My boss did it. My predecessor did it. And now, I’m trying to do it. After being involved as a volunteer with charitable organizations in the past, I’ve decided to throw my hat in the ring for a spot on a non-profit board.
Over the years, I’ve had a lot of conversations about my personal and professional development with previous managers but, for some reason, the topic of serving on a board and the benefits of doing so never seemed to come up.
The selection process varies somewhat for each organization. But, based on conversations I’ve had with colleagues, it seems like the single best way to get your foot in the door is to serve on a committee. And if you decide to go that route, look for opportunities that blend your interests and skill sets. In my case, I started out looking at committees focused on strategic planning as 1) I think it’s something I’m good at and 2) it will reinforce my positioning for future leadership roles. But beyond having something impressive to add to my resume, there are other benefits to serving on a non-profit board. In particular, doing so will:

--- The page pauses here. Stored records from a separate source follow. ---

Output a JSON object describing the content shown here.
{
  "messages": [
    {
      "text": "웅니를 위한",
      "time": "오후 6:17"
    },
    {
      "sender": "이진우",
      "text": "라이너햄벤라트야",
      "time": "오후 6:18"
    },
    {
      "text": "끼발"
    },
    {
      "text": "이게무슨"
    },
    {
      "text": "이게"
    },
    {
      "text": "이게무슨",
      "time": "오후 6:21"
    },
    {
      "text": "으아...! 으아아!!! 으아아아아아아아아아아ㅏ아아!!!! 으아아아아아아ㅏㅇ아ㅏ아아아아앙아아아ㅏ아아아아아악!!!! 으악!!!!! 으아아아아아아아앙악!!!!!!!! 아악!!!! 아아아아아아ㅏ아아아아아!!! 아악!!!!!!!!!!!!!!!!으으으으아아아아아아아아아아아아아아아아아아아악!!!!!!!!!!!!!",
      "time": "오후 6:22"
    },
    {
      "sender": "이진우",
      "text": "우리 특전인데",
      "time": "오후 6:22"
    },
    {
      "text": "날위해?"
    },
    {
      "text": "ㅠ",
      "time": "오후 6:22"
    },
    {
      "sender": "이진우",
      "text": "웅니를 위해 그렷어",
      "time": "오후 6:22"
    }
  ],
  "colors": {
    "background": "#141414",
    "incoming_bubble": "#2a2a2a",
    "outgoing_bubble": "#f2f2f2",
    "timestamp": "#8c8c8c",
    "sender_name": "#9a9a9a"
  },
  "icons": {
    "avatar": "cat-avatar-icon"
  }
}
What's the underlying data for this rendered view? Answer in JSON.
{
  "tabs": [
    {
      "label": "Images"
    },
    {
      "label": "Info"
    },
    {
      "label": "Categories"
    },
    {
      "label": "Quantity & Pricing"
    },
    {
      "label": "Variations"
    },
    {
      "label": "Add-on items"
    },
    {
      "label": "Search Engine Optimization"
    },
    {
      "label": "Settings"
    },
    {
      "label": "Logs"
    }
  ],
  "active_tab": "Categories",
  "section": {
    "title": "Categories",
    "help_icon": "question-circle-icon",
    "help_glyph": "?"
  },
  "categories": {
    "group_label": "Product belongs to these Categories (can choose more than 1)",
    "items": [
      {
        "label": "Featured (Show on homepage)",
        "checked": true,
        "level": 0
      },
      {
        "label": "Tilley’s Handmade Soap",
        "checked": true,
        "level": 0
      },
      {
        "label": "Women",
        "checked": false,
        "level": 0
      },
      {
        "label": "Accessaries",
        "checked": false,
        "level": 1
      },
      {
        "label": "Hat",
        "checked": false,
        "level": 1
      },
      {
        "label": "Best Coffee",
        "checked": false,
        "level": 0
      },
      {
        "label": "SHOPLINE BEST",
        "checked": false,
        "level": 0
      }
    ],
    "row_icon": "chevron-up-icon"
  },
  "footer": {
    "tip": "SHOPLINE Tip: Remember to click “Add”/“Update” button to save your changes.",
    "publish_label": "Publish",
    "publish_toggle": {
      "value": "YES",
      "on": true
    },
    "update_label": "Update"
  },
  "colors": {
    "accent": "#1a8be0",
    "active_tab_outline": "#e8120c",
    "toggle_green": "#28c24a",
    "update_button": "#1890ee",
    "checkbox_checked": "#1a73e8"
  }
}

Require you to employ a different leadership style than you might use at your day job. Not only will you have to learn to work with your fellow board members, but you’ll also have to provide guidance and feedback without, in most cases, being directly involved in the day-to-day operations of the organization.
Facilitate connections with other board members and leaders in your community. These connections will not only help you grow professionally by learning from people from disparate backgrounds, but it also is a great way to grow your network.
Allow you to give back to the community. In my case, I’ve thoroughly enjoyed my involvement with a number of charitable organizations. Joining a board will be the perfect extension to that experience.
Open the door to involvement with other boards and other opportunities in general. If things go well, I hope to join the board of a non-profit that I’ve done a lot of work with in the past. And I’m sure there will be other chances for me to get involved in the future.
I should know if I’ll be nominated to serve on the board within a few weeks. But regardless of how things turn out, I’m glad I became aware of the possibility of serving on a board and how to go about being considered.
Shawn Graham is Director of MBA Career Services at the University of Pittsburgh and author of Courting Your Career: Match Yourself with the Perfect Job (www.courtingyourcareer.com).